A strong local opinion was that there were wider issues surrounding lake management needed to protect the lake and its environs. Public education was the key to preventing spread of the weed, because it did not produce seed and was almost exclusively spread through human activities taking fragments to new sites.

Its spread could be minimised by ensuring fragments were not transported by boats, trailers, fishing gear and recreational equipment. People needed to be provided with information to co-operate, and signs were needed at nearby lakes to make users aware of the risk of weed transfer. Information pamphlets would be helpful.

If boat users were to be asked to clean boats and trailers, facilities would need to be provided. The use of weed harvesters was also an issue as equipment could spread the weed.
Biosecurity Contracts manager Garth Woodward said the issue at one of the reported sites was sediment inflows, which meant a high sediment load entered the Kinloch marina.
Chemicals could not be used because they tended to cling to sediment, and an earlier attempt to smother the weed with polythene resulted in weed growing on the sediment gathering on top of the polythene.

Use of local dive groups had been suggested to hand weed, and Environment Waikato would pursue this, along with other options.

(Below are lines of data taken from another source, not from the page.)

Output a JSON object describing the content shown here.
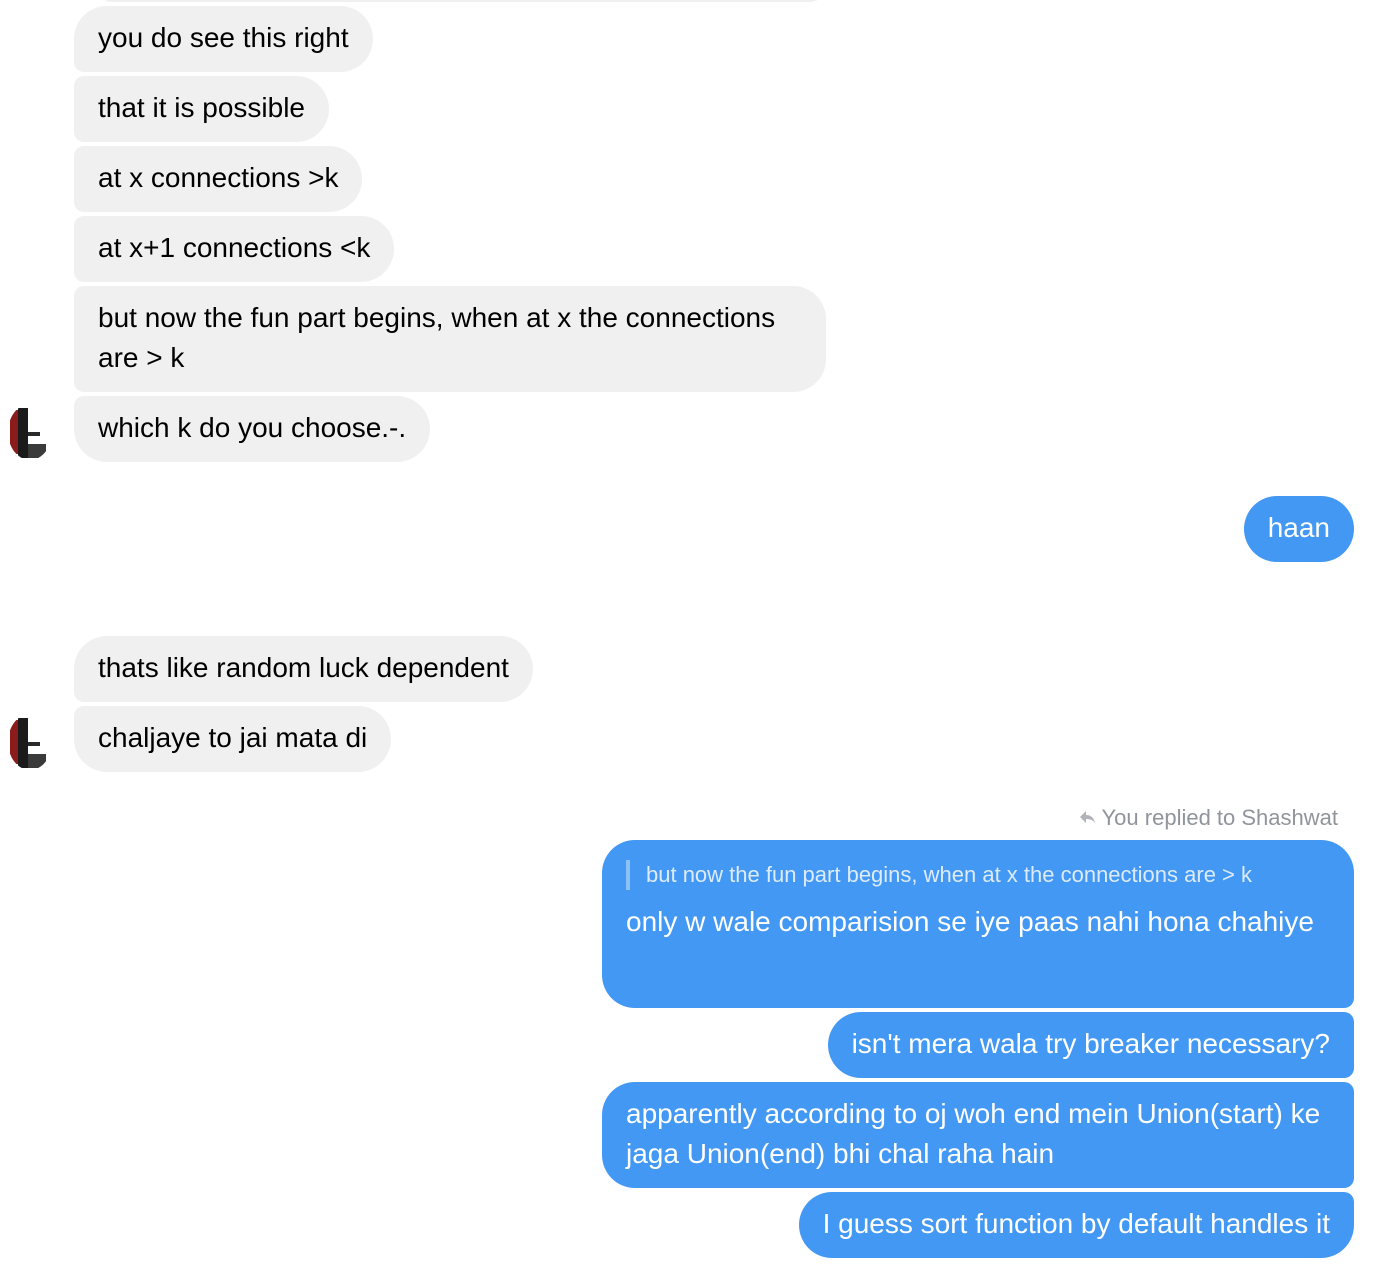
{
  "conversation": {
    "group1": [
      "you do see this right",
      "that it is possible",
      "at x connections >k",
      "at x+1 connections <k",
      "but now the fun part begins, when at x the connections are > k",
      "which k do you choose.-."
    ],
    "me1": "haan",
    "group2": [
      "thats like random luck dependent",
      "chaljaye to jai mata di"
    ],
    "reply_label": "You replied to Shashwat",
    "quoted_text": "but now the fun part begins, when at x the connections are > k",
    "me2": [
      "only w wale comparision se iye paas nahi hona chahiye",
      "isn't mera wala try breaker necessary?",
      "apparently according to oj woh end mein Union(start) ke jaga Union(end) bhi chal raha hain",
      "I guess sort function by default handles it"
    ]
  },
  "icons": {
    "reply": "reply-arrow-icon",
    "avatar": "contact-avatar"
  },
  "colors": {
    "incoming_bubble": "#f1f0f0",
    "outgoing_bubble": "#4398f4",
    "meta_text": "#90949c"
  }
}
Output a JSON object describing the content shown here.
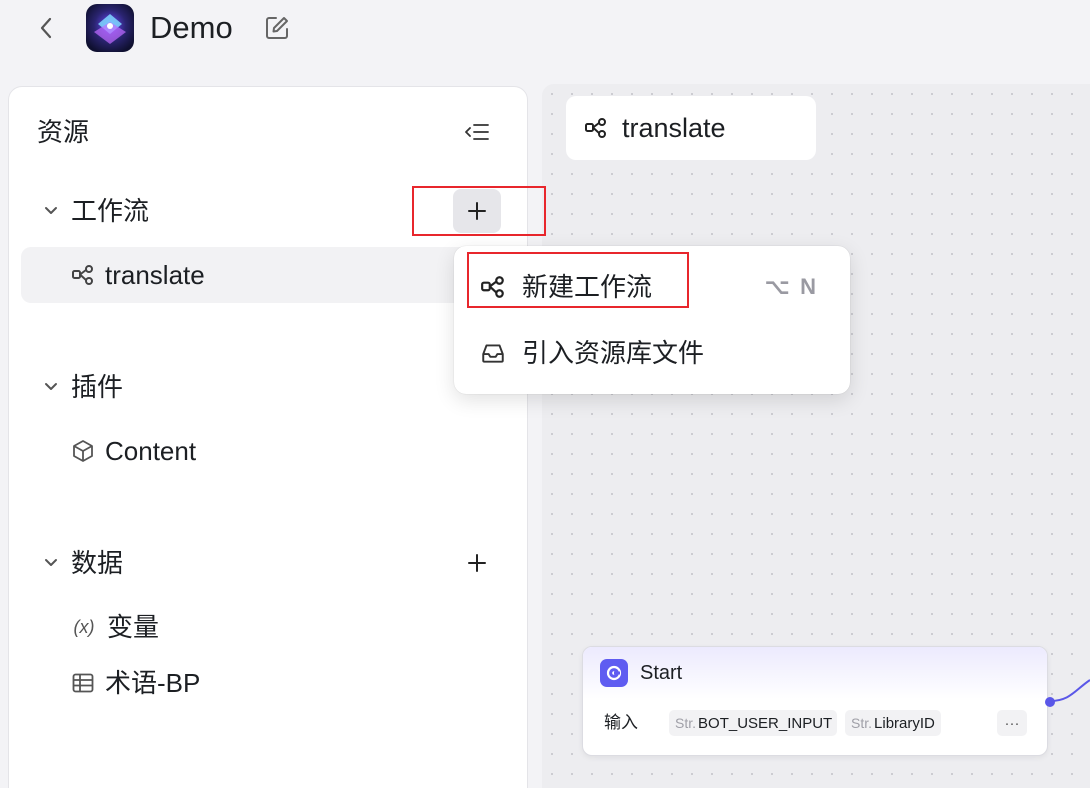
{
  "header": {
    "app_title": "Demo"
  },
  "sidebar": {
    "title": "资源",
    "sections": {
      "workflow": {
        "label": "工作流",
        "items": [
          {
            "label": "translate"
          }
        ]
      },
      "plugin": {
        "label": "插件",
        "items": [
          {
            "label": "Content"
          }
        ]
      },
      "data": {
        "label": "数据",
        "items": [
          {
            "label": "变量",
            "icon_text": "(x)"
          },
          {
            "label": "术语-BP"
          }
        ]
      }
    }
  },
  "menu": {
    "items": [
      {
        "label": "新建工作流",
        "shortcut": "⌥ N"
      },
      {
        "label": "引入资源库文件"
      }
    ]
  },
  "canvas": {
    "tab_label": "translate",
    "start_node": {
      "title": "Start",
      "input_label": "输入",
      "params": [
        {
          "type": "Str.",
          "name": "BOT_USER_INPUT"
        },
        {
          "type": "Str.",
          "name": "LibraryID"
        }
      ],
      "more": "···"
    }
  },
  "colors": {
    "accent": "#5f5cf1",
    "highlight_box": "#e8262c"
  }
}
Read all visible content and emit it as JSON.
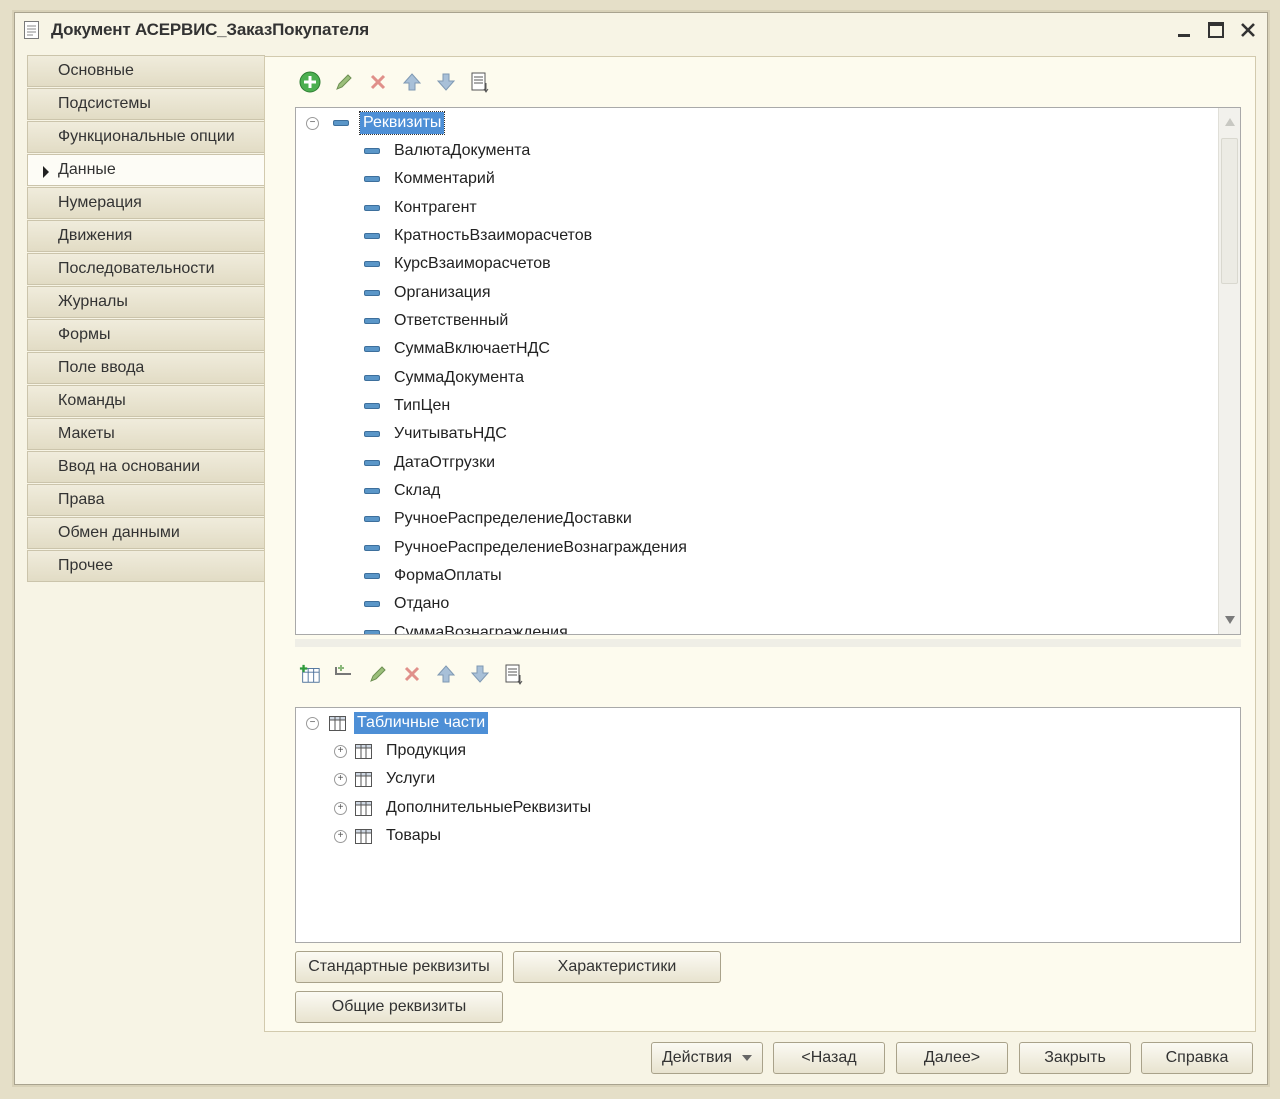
{
  "window": {
    "title": "Документ АСЕРВИС_ЗаказПокупателя"
  },
  "tabs": [
    {
      "label": "Основные",
      "active": false
    },
    {
      "label": "Подсистемы",
      "active": false
    },
    {
      "label": "Функциональные опции",
      "active": false
    },
    {
      "label": "Данные",
      "active": true
    },
    {
      "label": "Нумерация",
      "active": false
    },
    {
      "label": "Движения",
      "active": false
    },
    {
      "label": "Последовательности",
      "active": false
    },
    {
      "label": "Журналы",
      "active": false
    },
    {
      "label": "Формы",
      "active": false
    },
    {
      "label": "Поле ввода",
      "active": false
    },
    {
      "label": "Команды",
      "active": false
    },
    {
      "label": "Макеты",
      "active": false
    },
    {
      "label": "Ввод на основании",
      "active": false
    },
    {
      "label": "Права",
      "active": false
    },
    {
      "label": "Обмен данными",
      "active": false
    },
    {
      "label": "Прочее",
      "active": false
    }
  ],
  "attributes": {
    "root_label": "Реквизиты",
    "items": [
      "ВалютаДокумента",
      "Комментарий",
      "Контрагент",
      "КратностьВзаиморасчетов",
      "КурсВзаиморасчетов",
      "Организация",
      "Ответственный",
      "СуммаВключаетНДС",
      "СуммаДокумента",
      "ТипЦен",
      "УчитыватьНДС",
      "ДатаОтгрузки",
      "Склад",
      "РучноеРаспределениеДоставки",
      "РучноеРаспределениеВознаграждения",
      "ФормаОплаты",
      "Отдано",
      "СуммаВознаграждения"
    ]
  },
  "tabular_sections": {
    "root_label": "Табличные части",
    "items": [
      "Продукция",
      "Услуги",
      "ДополнительныеРеквизиты",
      "Товары"
    ]
  },
  "buttons": {
    "standard_attributes": "Стандартные реквизиты",
    "characteristics": "Характеристики",
    "common_attributes": "Общие реквизиты"
  },
  "footer": {
    "actions": "Действия",
    "back": "<Назад",
    "next": "Далее>",
    "close": "Закрыть",
    "help": "Справка"
  }
}
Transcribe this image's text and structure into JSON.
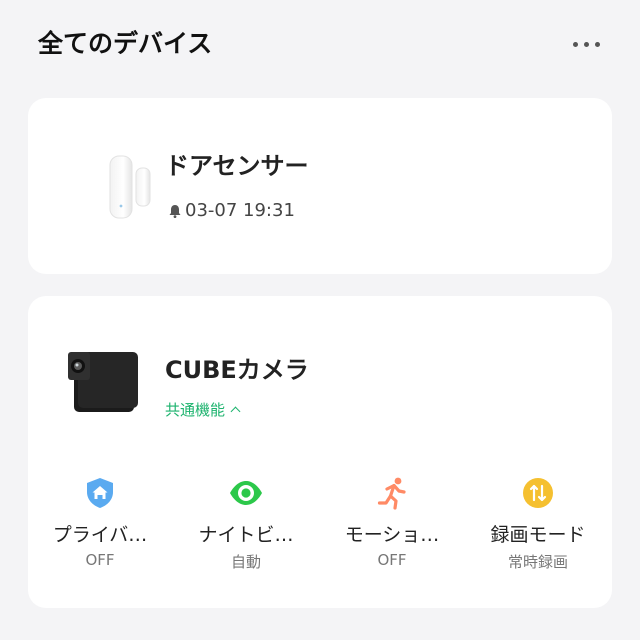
{
  "header": {
    "title": "全てのデバイス",
    "more_icon": "more-horizontal-icon"
  },
  "devices": [
    {
      "name": "ドアセンサー",
      "image_icon": "door-sensor-image",
      "status_icon": "bell-icon",
      "status_time": "03-07 19:31"
    },
    {
      "name": "CUBEカメラ",
      "image_icon": "cube-camera-image",
      "shared_label": "共通機能",
      "shared_icon": "chevron-up-icon",
      "features": [
        {
          "label": "プライバ…",
          "value": "OFF",
          "icon": "home-shield-icon",
          "color": "#5aaaf0"
        },
        {
          "label": "ナイトビ…",
          "value": "自動",
          "icon": "eye-icon",
          "color": "#2cc84a"
        },
        {
          "label": "モーショ…",
          "value": "OFF",
          "icon": "running-person-icon",
          "color": "#ff8a65"
        },
        {
          "label": "録画モード",
          "value": "常時録画",
          "icon": "record-mode-icon",
          "color": "#f5c030"
        }
      ]
    }
  ],
  "colors": {
    "background": "#f4f4f6",
    "card": "#ffffff",
    "accent_green": "#1db36e"
  }
}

The Committee decided to erect signs at the weed-free Lake Kuratau, develop a harvesting protocol in consultation with appropriate other agencies and apply any feasible methods to contain egeria.